If you attach the words ‘science proves this’ to a statement most people, almost as a reflex, will believe it. Often without a second thought.
The other day the newspapers reported a scientist at Granada University in Spain had published a study on the ‘evolutionary history of lethal violence.’ The scientist had carefully created a ‘database’ of 4 million mammal-on-mammal murders – which allowed him to compare murder rates among 1024 types of mammals. When he was done he announced ‘science’ proved meerkats are the most murderous mammals. Precisely 20% of the meerkats are murdered by other meerkats.
The next most murderous mammals are monkeys, lemurs, and sea lions. Finally, the scientist got to humans and his ‘study’ became a lot more detailed.
In Paleolithic times, he announced, 2% of the hunter-gathers were murdered by fellow hunter-gathers.
During the Middle Ages, he reported, the murder rate rose to 12%.
And in modern times, another scientist added, 1 in 10,000 humans (or .01%) are murdered by other humans.
Now how on earth could a scientist figure out exactly how many meerkats are walking the earth and how many are murdered? Or that exactly 2% of the cavemen were murdered by other cavemen? Or that 12% of the serfs, long-bowmen, and Sir Galahads living 15 centuries ago during the Middle Ages were murdered?
It hardly seems possible. We have statistics that prove how many people live in Chicago and how many murders are committed there. But no one even knows how many cavemen there were 2 million years ago.
Either way, the media – from the Washington Post to NPR – bought it hook, line and sinker.
These days ‘science’ has gained the status of a sacred totem.
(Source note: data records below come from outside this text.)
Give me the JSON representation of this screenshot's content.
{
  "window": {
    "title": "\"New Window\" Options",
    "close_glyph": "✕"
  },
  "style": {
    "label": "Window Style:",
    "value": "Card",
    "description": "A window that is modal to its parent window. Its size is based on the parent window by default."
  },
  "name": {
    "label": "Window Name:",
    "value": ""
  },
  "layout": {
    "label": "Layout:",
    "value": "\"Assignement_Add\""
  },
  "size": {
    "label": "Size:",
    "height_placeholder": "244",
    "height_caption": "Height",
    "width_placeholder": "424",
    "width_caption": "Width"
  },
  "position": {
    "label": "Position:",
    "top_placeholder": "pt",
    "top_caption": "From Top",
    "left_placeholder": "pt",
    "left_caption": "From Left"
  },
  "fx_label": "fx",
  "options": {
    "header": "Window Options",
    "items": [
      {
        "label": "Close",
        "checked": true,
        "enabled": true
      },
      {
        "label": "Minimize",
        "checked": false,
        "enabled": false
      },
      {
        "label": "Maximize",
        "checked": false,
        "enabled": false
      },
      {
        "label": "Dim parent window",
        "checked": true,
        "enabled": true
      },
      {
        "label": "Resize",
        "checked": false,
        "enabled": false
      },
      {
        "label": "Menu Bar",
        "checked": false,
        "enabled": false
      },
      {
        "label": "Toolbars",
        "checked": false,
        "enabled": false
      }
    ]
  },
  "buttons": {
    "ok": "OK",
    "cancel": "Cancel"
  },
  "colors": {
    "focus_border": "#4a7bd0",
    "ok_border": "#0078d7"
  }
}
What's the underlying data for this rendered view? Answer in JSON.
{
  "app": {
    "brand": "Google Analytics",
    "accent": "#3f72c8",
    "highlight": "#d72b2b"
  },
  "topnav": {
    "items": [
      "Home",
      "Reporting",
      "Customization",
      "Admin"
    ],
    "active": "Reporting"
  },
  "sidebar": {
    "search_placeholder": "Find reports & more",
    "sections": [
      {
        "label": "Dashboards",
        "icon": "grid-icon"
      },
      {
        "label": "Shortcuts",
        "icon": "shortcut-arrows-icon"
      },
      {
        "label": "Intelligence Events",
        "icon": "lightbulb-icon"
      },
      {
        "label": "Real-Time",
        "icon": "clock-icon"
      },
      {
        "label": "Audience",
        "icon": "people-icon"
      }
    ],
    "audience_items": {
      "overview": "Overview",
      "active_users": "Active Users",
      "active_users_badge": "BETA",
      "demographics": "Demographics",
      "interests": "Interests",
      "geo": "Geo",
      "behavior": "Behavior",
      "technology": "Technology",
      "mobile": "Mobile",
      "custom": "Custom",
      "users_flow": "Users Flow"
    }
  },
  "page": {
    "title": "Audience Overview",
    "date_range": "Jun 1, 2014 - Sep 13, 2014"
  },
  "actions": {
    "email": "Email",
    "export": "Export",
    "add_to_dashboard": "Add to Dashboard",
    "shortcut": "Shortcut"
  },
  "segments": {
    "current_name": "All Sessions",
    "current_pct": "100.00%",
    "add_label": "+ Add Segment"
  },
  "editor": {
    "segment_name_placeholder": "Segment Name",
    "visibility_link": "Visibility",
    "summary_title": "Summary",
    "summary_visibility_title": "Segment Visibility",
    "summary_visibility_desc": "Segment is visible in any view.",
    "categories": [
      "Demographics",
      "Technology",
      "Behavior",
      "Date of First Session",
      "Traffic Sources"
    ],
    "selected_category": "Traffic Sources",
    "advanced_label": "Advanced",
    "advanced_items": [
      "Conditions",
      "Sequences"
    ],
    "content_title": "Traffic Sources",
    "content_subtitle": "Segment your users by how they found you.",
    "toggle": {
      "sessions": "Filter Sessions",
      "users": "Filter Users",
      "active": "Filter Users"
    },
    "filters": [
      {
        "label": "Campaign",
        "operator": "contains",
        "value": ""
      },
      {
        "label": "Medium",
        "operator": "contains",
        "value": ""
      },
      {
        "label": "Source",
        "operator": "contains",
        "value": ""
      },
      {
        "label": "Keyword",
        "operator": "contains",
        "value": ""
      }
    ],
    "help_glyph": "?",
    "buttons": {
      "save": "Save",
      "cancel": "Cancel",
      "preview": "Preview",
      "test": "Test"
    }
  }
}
If science says 20% of the meerkats were murdered it must be so.